--- START ---

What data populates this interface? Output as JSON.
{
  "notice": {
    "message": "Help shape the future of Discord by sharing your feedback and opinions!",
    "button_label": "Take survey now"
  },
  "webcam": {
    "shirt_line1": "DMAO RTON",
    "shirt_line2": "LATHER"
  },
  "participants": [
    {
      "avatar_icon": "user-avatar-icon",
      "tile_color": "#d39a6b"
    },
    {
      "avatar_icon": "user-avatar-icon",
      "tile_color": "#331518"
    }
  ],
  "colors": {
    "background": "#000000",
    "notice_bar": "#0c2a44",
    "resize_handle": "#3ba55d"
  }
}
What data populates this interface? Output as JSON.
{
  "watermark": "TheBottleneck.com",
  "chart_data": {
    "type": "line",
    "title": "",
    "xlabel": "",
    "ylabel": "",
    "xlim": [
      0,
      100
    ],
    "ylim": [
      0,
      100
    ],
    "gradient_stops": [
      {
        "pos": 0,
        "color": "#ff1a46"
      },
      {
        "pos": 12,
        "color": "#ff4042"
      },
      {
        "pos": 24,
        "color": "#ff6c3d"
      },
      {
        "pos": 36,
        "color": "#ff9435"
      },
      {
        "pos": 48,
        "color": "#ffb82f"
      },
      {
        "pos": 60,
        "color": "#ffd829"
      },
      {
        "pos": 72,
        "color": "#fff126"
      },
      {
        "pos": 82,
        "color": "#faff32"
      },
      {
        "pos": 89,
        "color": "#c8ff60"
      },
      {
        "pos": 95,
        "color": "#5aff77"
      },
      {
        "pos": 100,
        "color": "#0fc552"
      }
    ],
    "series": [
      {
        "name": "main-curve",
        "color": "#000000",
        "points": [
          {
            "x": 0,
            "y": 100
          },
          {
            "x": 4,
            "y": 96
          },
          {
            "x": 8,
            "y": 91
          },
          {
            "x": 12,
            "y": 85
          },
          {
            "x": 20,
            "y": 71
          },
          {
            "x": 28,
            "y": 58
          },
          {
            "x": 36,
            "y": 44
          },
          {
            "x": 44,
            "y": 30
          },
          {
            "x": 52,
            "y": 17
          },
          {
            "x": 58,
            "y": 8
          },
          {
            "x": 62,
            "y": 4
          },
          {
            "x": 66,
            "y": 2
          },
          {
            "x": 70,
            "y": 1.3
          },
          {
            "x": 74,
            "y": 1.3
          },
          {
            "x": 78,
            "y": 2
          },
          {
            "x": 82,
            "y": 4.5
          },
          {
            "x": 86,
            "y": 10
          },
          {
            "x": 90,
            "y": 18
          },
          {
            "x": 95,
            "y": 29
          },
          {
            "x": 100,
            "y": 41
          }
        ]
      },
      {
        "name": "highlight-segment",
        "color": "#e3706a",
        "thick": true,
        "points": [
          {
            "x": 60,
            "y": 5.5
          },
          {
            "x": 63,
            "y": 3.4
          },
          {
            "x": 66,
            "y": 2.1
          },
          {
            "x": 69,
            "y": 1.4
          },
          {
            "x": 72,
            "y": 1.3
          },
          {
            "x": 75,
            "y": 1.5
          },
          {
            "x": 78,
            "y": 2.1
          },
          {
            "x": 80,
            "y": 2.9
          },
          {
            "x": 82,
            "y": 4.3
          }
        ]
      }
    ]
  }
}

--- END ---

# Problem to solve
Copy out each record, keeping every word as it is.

# Problem solution
What data populates this interface? Output as JSON.
{
  "notice": {
    "message": "Help shape the future of Discord by sharing your feedback and opinions!",
    "button_label": "Take survey now"
  },
  "webcam": {
    "shirt_line1": "DMAO RTON",
    "shirt_line2": "LATHER"
  },
  "participants": [
    {
      "avatar_icon": "user-avatar-icon",
      "tile_color": "#d39a6b"
    },
    {
      "avatar_icon": "user-avatar-icon",
      "tile_color": "#331518"
    }
  ],
  "colors": {
    "background": "#000000",
    "notice_bar": "#0c2a44",
    "resize_handle": "#3ba55d"
  }
}
What data populates this interface? Output as JSON.
{
  "watermark": "TheBottleneck.com",
  "chart_data": {
    "type": "line",
    "title": "",
    "xlabel": "",
    "ylabel": "",
    "xlim": [
      0,
      100
    ],
    "ylim": [
      0,
      100
    ],
    "gradient_stops": [
      {
        "pos": 0,
        "color": "#ff1a46"
      },
      {
        "pos": 12,
        "color": "#ff4042"
      },
      {
        "pos": 24,
        "color": "#ff6c3d"
      },
      {
        "pos": 36,
        "color": "#ff9435"
      },
      {
        "pos": 48,
        "color": "#ffb82f"
      },
      {
        "pos": 60,
        "color": "#ffd829"
      },
      {
        "pos": 72,
        "color": "#fff126"
      },
      {
        "pos": 82,
        "color": "#faff32"
      },
      {
        "pos": 89,
        "color": "#c8ff60"
      },
      {
        "pos": 95,
        "color": "#5aff77"
      },
      {
        "pos": 100,
        "color": "#0fc552"
      }
    ],
    "series": [
      {
        "name": "main-curve",
        "color": "#000000",
        "points": [
          {
            "x": 0,
            "y": 100
          },
          {
            "x": 4,
            "y": 96
          },
          {
            "x": 8,
            "y": 91
          },
          {
            "x": 12,
            "y": 85
          },
          {
            "x": 20,
            "y": 71
          },
          {
            "x": 28,
            "y": 58
          },
          {
            "x": 36,
            "y": 44
          },
          {
            "x": 44,
            "y": 30
          },
          {
            "x": 52,
            "y": 17
          },
          {
            "x": 58,
            "y": 8
          },
          {
            "x": 62,
            "y": 4
          },
          {
            "x": 66,
            "y": 2
          },
          {
            "x": 70,
            "y": 1.3
          },
          {
            "x": 74,
            "y": 1.3
          },
          {
            "x": 78,
            "y": 2
          },
          {
            "x": 82,
            "y": 4.5
          },
          {
            "x": 86,
            "y": 10
          },
          {
            "x": 90,
            "y": 18
          },
          {
            "x": 95,
            "y": 29
          },
          {
            "x": 100,
            "y": 41
          }
        ]
      },
      {
        "name": "highlight-segment",
        "color": "#e3706a",
        "thick": true,
        "points": [
          {
            "x": 60,
            "y": 5.5
          },
          {
            "x": 63,
            "y": 3.4
          },
          {
            "x": 66,
            "y": 2.1
          },
          {
            "x": 69,
            "y": 1.4
          },
          {
            "x": 72,
            "y": 1.3
          },
          {
            "x": 75,
            "y": 1.5
          },
          {
            "x": 78,
            "y": 2.1
          },
          {
            "x": 80,
            "y": 2.9
          },
          {
            "x": 82,
            "y": 4.3
          }
        ]
      }
    ]
  }
}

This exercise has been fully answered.